In total, since its creation the PBO has issued 1nearly 150 publications. None of this information would have been available to Parliament and to the public without the PBO.
Make the PBO Truly Independent and Give it Real Authority
In the present federal environment, there is a definitive need for independent analyses and research. This was not always the case. At one time governments, both Liberal and Conservative, asked their public servants to provide their best advice, regardless of disagreement, wanted policy options costed, and were even willing to publish reports and analysis and defend them in public. In fact, during those years there was no need for a PBO. But with the current government that use of evidenced-based policy decisions no longer exists and there is no certainty that it will reappear in the future.
A strengthened (more resources), and more independent (report to Parliament) PBO would promote greater understanding of complex budget issues; it would strengthen credibility by encouraging simplification and forcing the government to defend its economic and budget forecasts; it would improve the budget process by promoting a straightforward and more understandable and open process; it would promote accountability by commenting on the government’s projections and analysis; finally, by being nonpartisan it would provide analysis and research to all political parties.
Although the opposition parties have promised to make the PBO more independent, it is highly doubtful that the current government will make any changes to the mandate of the PBO. Accountability and transparency have once again become irrelevant.
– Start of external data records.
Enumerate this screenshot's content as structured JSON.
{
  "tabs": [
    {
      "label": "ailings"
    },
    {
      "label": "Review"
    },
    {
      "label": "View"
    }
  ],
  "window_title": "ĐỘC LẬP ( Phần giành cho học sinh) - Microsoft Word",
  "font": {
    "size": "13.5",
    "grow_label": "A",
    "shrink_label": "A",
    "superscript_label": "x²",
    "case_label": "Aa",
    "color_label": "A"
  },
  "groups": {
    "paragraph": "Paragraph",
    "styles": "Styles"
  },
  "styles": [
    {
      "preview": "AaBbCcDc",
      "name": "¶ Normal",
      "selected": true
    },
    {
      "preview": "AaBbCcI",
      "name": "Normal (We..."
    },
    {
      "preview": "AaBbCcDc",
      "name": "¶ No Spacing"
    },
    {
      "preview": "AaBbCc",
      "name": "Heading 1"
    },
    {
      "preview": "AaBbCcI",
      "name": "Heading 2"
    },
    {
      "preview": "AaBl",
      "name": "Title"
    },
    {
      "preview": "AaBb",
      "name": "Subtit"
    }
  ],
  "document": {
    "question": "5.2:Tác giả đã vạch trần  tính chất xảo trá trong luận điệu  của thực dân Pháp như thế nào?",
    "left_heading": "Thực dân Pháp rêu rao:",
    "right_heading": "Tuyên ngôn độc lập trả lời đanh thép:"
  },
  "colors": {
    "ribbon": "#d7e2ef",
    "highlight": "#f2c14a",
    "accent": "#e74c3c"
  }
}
Indeed the government is more likely to weaken the mandate of the PBO. Kevin Page has set a high bar and much will be revealed in the appointment (if there is one) of the next Parliamentary Budget Officer.